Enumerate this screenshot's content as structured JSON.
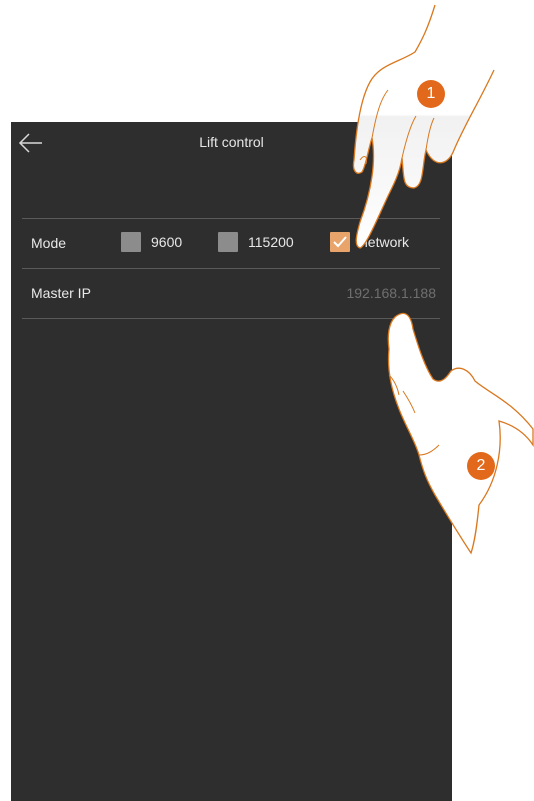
{
  "header": {
    "title": "Lift control",
    "back_icon": "arrow-left-icon"
  },
  "mode": {
    "label": "Mode",
    "options": [
      {
        "label": "9600",
        "checked": false
      },
      {
        "label": "115200",
        "checked": false
      },
      {
        "label": "network",
        "checked": true
      }
    ]
  },
  "master_ip": {
    "label": "Master IP",
    "value": "192.168.1.188"
  },
  "steps": [
    "1",
    "2"
  ],
  "colors": {
    "screen_bg": "#2e2e2e",
    "checkbox_off": "#8c8c8c",
    "checkbox_on": "#e8a46a",
    "step_badge": "#e2691b"
  }
}
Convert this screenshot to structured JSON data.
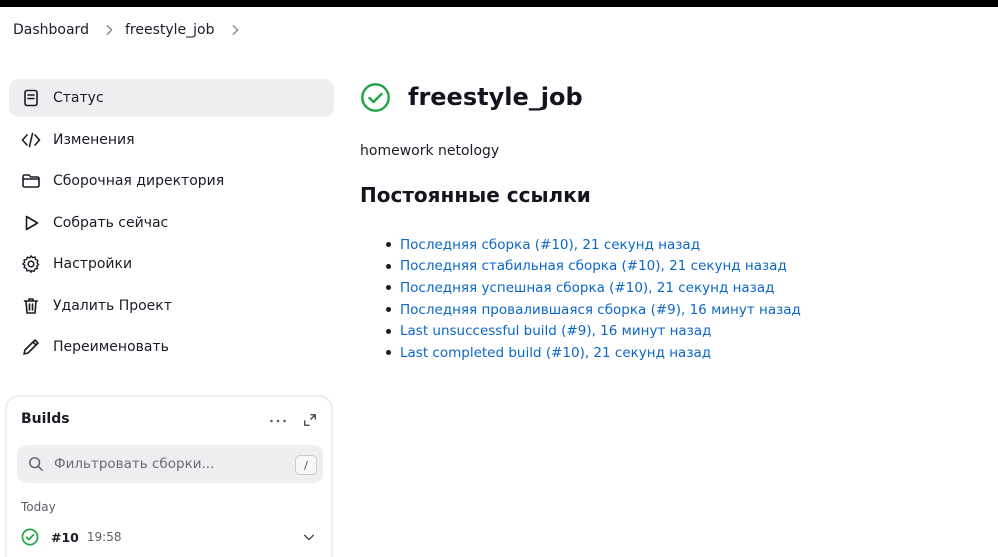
{
  "breadcrumb": {
    "items": [
      "Dashboard",
      "freestyle_job"
    ]
  },
  "sidebar": {
    "items": [
      {
        "label": "Статус",
        "icon": "document-icon",
        "active": true
      },
      {
        "label": "Изменения",
        "icon": "code-icon"
      },
      {
        "label": "Сборочная директория",
        "icon": "folder-icon"
      },
      {
        "label": "Собрать сейчас",
        "icon": "play-icon"
      },
      {
        "label": "Настройки",
        "icon": "gear-icon"
      },
      {
        "label": "Удалить Проект",
        "icon": "trash-icon"
      },
      {
        "label": "Переименовать",
        "icon": "pencil-icon"
      }
    ]
  },
  "builds": {
    "title": "Builds",
    "filter_placeholder": "Фильтровать сборки...",
    "shortcut": "/",
    "date_group": "Today",
    "rows": [
      {
        "number": "#10",
        "time": "19:58",
        "status": "success"
      }
    ]
  },
  "main": {
    "title": "freestyle_job",
    "description": "homework netology",
    "section_title": "Постоянные ссылки",
    "permalinks": [
      "Последняя сборка (#10), 21 секунд назад",
      "Последняя стабильная сборка (#10), 21 секунд назад",
      "Последняя успешная сборка (#10), 21 секунд назад",
      "Последняя провалившаяся сборка (#9), 16 минут назад",
      "Last unsuccessful build (#9), 16 минут назад",
      "Last completed build (#10), 21 секунд назад"
    ]
  },
  "colors": {
    "success": "#1ea446",
    "link": "#0b67c7",
    "active_bg": "#eeeef0"
  }
}
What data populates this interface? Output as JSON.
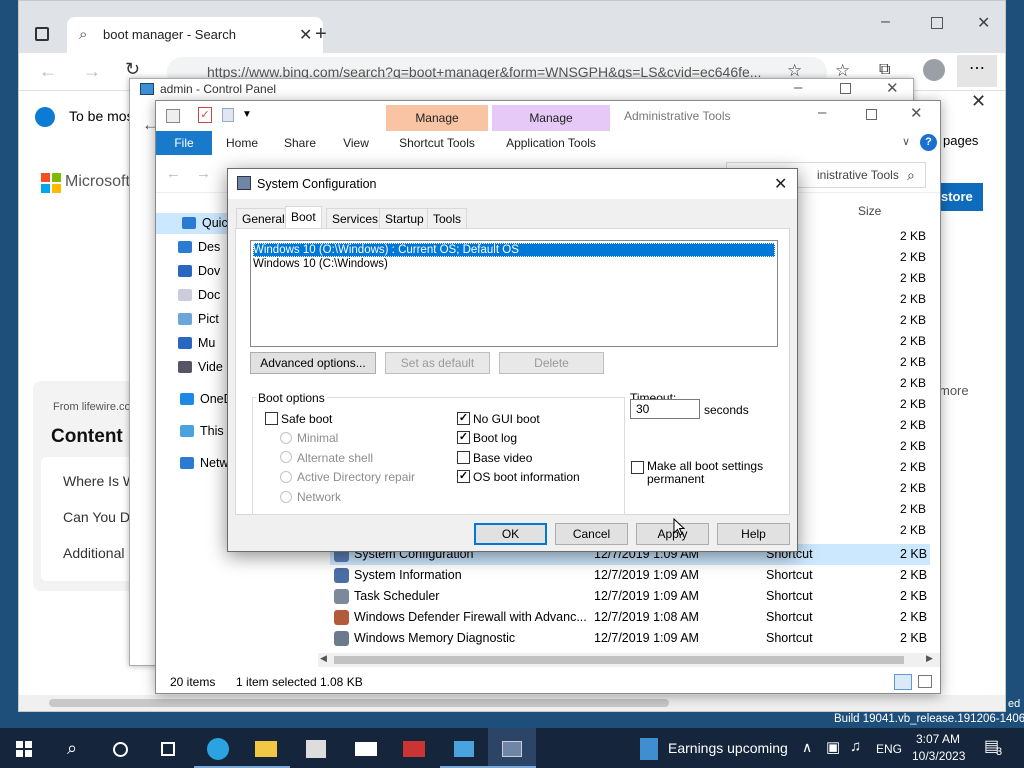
{
  "browser": {
    "tab_title": "boot manager - Search",
    "url": "https://www.bing.com/search?q=boot+manager&form=WNSGPH&qs=LS&cvid=ec646fe...",
    "page_text_left": "To be mos",
    "brand": "Microsoft",
    "source": "From lifewire.co",
    "content_heading": "Content",
    "content_items": [
      "Where Is W",
      "Can You Di",
      "Additional"
    ],
    "pages_text": "pages",
    "store_button": "store",
    "more_text": "more",
    "version_text": "sion",
    "version_text2": "ed"
  },
  "control_panel": {
    "title": "admin - Control Panel"
  },
  "explorer": {
    "title": "Administrative Tools",
    "ribbon_tabs": [
      "File",
      "Home",
      "Share",
      "View"
    ],
    "context_groups": [
      {
        "header": "Manage",
        "tab": "Shortcut Tools"
      },
      {
        "header": "Manage",
        "tab": "Application Tools"
      }
    ],
    "search_placeholder": "Search Administrative Tools",
    "search_visible": "inistrative Tools",
    "column_size": "Size",
    "nav_items": [
      "Quic",
      "Des",
      "Dov",
      "Doc",
      "Pict",
      "Mu",
      "Vide",
      "OneD",
      "This P",
      "Netw"
    ],
    "size_values": [
      "2 KB",
      "2 KB",
      "2 KB",
      "2 KB",
      "2 KB",
      "2 KB",
      "2 KB",
      "2 KB",
      "2 KB",
      "2 KB",
      "2 KB",
      "2 KB",
      "2 KB",
      "2 KB",
      "2 KB"
    ],
    "files": [
      {
        "name": "System Configuration",
        "date": "12/7/2019 1:09 AM",
        "type": "Shortcut",
        "size": "2 KB"
      },
      {
        "name": "System Information",
        "date": "12/7/2019 1:09 AM",
        "type": "Shortcut",
        "size": "2 KB"
      },
      {
        "name": "Task Scheduler",
        "date": "12/7/2019 1:09 AM",
        "type": "Shortcut",
        "size": "2 KB"
      },
      {
        "name": "Windows Defender Firewall with Advanc...",
        "date": "12/7/2019 1:08 AM",
        "type": "Shortcut",
        "size": "2 KB"
      },
      {
        "name": "Windows Memory Diagnostic",
        "date": "12/7/2019 1:09 AM",
        "type": "Shortcut",
        "size": "2 KB"
      }
    ],
    "status_items": "20 items",
    "status_selected": "1 item selected",
    "status_size": "1.08 KB"
  },
  "dialog": {
    "title": "System Configuration",
    "tabs": [
      "General",
      "Boot",
      "Services",
      "Startup",
      "Tools"
    ],
    "boot_entries": [
      "Windows 10 (O:\\Windows) : Current OS; Default OS",
      "Windows 10 (C:\\Windows)"
    ],
    "btn_advanced": "Advanced options...",
    "btn_set_default": "Set as default",
    "btn_delete": "Delete",
    "boot_options_label": "Boot options",
    "safe_boot": "Safe boot",
    "minimal": "Minimal",
    "alternate_shell": "Alternate shell",
    "ad_repair": "Active Directory repair",
    "network": "Network",
    "no_gui_boot": "No GUI boot",
    "boot_log": "Boot log",
    "base_video": "Base video",
    "os_boot_info": "OS boot information",
    "timeout_label": "Timeout:",
    "timeout_value": "30",
    "seconds": "seconds",
    "make_permanent": "Make all boot settings permanent",
    "btn_ok": "OK",
    "btn_cancel": "Cancel",
    "btn_apply": "Apply",
    "btn_help": "Help",
    "checked_mark": "✓"
  },
  "desktop": {
    "build_text": "Build 19041.vb_release.191206-1406"
  },
  "taskbar": {
    "news": "Earnings upcoming",
    "language": "ENG",
    "time": "3:07 AM",
    "date": "10/3/2023",
    "notification_count": "3"
  }
}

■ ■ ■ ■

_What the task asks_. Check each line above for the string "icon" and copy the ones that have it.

_Response for this exercise_.
    "back_icon": "arrow-left-icon"
        "icon": "document-icon",
        "icon": "code-icon"
        "icon": "folder-icon"
        "icon": "play-icon"
        "icon": "gear-icon"
        "icon": "trash-icon"
        "icon": "pencil-icon"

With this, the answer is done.